Warm air rises, which is the fundamental tenet of ventilation systems for roofs. In the summer, the light heats the air in the attic. In the winter, the heat from your house warms the air in your attic. Excellent venting occurs in either season when cold air may flow into the attic at the eaves and out near the peak. Ideally, there should be a low and high half of the vent area. The attic space’s temperature and humidity should eventually match those of the outside.
HOW TO VENT PROPERLY
For intake air, soffit vents are effective. Air can be passively vented through the hood or ridge vents. Utilizing wind-powered turbine vents, the air is sucked from the attic. Electric-powered vents are the best air movers, but they are rarely used. Gable vents can be helpful by letting air in or out, but they normally don’t enhance the attic’s air circulation.
DAMAGE CAUSED BY WETNESS
Warm, humid air can flow into the attic since most ceilings aren’t totally airtight. The roof sheathing and framing then start to condense. That moisture promotes rot, which can drastically compromise the structural integrity of your home. The risk of water dripping through the ceiling and onto it would be even more harmful.
BLOCKAGE OF VENTS
Soffit vents are sometimes blocked by debris, cobwebs, or misplaced insulation. A compressor and air nozzle or a leaf blower can be used to get rid of them. Watch out for your eyes!
LOWER COOLING OUTLAYS?
Attics become incredibly hot when exposed to sunlight, and some of that heat is transported to the rooms below. So it stands to reason that better ventilation will lessen the amount of heat radiated and ease the load on your cooling system. The bulk of studies, however, only show slight cost savings from improved ventilation. Adding attic insulation is often far more effective.
The insulation is directly beneath the roof sheathing, therefore a “hot roof” doesn’t require ventilation. A hot roof can be installed and designed safely and without incident.
SHINGLES WITH LONGER COOLING PERIOD
Over time, asphalt shingles disintegrate, especially in Las Vegas’s extreme heat. The airflow keeps them cooler, extending the life of the roof. Although the impact of ventilation on shingle life varies on a number of factors, including temperature, it is important in hot, sunny areas. Most shingle manufacturers void their warranties if roof venting specifications aren’t met.
HOW MUCH IS ENOUGH?
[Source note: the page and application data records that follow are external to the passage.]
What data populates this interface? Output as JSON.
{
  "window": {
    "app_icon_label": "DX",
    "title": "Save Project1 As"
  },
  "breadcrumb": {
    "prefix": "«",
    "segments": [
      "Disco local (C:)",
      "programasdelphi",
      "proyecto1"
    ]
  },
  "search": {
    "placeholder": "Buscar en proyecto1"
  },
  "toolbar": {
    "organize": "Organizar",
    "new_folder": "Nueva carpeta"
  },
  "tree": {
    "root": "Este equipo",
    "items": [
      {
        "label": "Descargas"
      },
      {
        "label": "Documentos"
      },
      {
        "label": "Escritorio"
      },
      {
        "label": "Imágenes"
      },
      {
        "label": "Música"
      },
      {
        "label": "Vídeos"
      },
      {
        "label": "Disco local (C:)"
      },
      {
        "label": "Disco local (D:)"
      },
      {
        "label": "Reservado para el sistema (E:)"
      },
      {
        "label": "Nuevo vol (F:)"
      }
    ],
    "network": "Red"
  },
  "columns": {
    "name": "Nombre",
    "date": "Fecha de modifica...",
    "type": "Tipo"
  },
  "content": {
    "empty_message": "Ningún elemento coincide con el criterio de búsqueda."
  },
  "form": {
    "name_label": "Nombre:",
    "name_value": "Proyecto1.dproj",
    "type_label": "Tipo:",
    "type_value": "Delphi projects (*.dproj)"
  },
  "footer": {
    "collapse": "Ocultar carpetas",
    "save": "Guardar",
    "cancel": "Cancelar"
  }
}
Building regulations stipulate that there must be 300 square feet of attic floor space for every square foot of vent space. That assumes that one-half of the vent area is located high on the roof and the other one is located low (in or near the eaves). Otherwise, the vent area needs to be doubled (1 per 150 sq. ft.) There is never too much ventilation; they are merely bare necessities.
GET IN TOUCH
Give Rhino Roofing a call right away to begin putting roof ventilation on your house!